build more man-days into project budgets because of commuter crawl. Others are

looking elsewhere. Wipro and rival Infosys Technologies, two of the city's

largest employers, are setting up operations in Madras and even in communist-run

Calcutta, both of which are keen to welcome Bangalore's deserters. "We

will grow at a faster rate outside Bangalore," Wipro Chairman Azim H.

Premji told reporters on October 15.

Companies and citizen groups blame a nonresponsive Karnataka state government

for Bangalore's worries. Within weeks after a new coalition state government

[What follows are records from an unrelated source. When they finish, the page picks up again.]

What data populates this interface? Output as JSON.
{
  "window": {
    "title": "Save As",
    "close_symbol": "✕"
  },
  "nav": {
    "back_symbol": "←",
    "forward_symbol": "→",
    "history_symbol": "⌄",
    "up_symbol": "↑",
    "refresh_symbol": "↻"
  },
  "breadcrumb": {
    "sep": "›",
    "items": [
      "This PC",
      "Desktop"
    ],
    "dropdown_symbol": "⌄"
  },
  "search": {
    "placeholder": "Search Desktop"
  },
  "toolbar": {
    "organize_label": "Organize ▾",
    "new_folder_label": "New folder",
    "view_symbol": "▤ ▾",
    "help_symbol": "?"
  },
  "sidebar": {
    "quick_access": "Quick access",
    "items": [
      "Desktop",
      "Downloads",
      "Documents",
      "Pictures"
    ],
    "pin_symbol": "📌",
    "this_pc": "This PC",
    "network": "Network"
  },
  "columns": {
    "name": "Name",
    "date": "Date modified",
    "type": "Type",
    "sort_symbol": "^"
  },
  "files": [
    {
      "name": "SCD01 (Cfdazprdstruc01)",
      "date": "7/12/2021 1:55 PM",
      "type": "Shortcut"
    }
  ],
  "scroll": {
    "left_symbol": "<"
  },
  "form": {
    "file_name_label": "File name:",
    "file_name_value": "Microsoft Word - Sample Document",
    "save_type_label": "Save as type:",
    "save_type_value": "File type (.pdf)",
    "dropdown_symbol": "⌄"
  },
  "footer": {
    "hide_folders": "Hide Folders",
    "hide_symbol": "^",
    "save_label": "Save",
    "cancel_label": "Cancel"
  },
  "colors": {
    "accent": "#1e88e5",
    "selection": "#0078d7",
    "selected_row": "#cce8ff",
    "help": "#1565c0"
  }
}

took office in May, work on urban development projects-$40 million worth of

roads and overpasses, and a sewage works-ground to a near-halt.

Tech companies have petitioned new state Chief Minister Dharam Singh for

change. "There is zero focus, no hand at the wheel," says Infosys

Chief Executive Nandan M. Nilekani. Upset, 15 top tech outfits, led by Royal

Philips Electronics and Hewlett-Packard , plan to boycott state-led events such

as the prestigious tech conference, held annually in November to

highlight the city's prowess. A road blockade planned for October 15 by the

tech execs was canceled after pleas by officials wary of bad press in a week

when Google founders Sergey Brin and Larry Page were visiting.

The state government denies any anti-Bangalore bias. M.K. Shankarlinge Gowda,

the senior bureaucrat in the state's information-technology department, thinks

the troubles "affect only pockets" in south Bangalore. Congestion, he

says, will soon be eased when work begins on various road and other

transportation projects. But business leaders are skeptical. The alarm bells

have not started ringing as yet, says Sunil Mehta, vice-president of Nasscom,

India's IT trade group, but the chaos in Bangalore could soon have "an

adverse impact on the local economy." Given that the city contributes a

third of the country's software exports, a crisis in Bangalore could turn into

a traffic jam India can do without.

By Josey Puliyenthuruthel

in BusinessWeek. Copyright 2004 by The McGraw-Hill Companies, Inc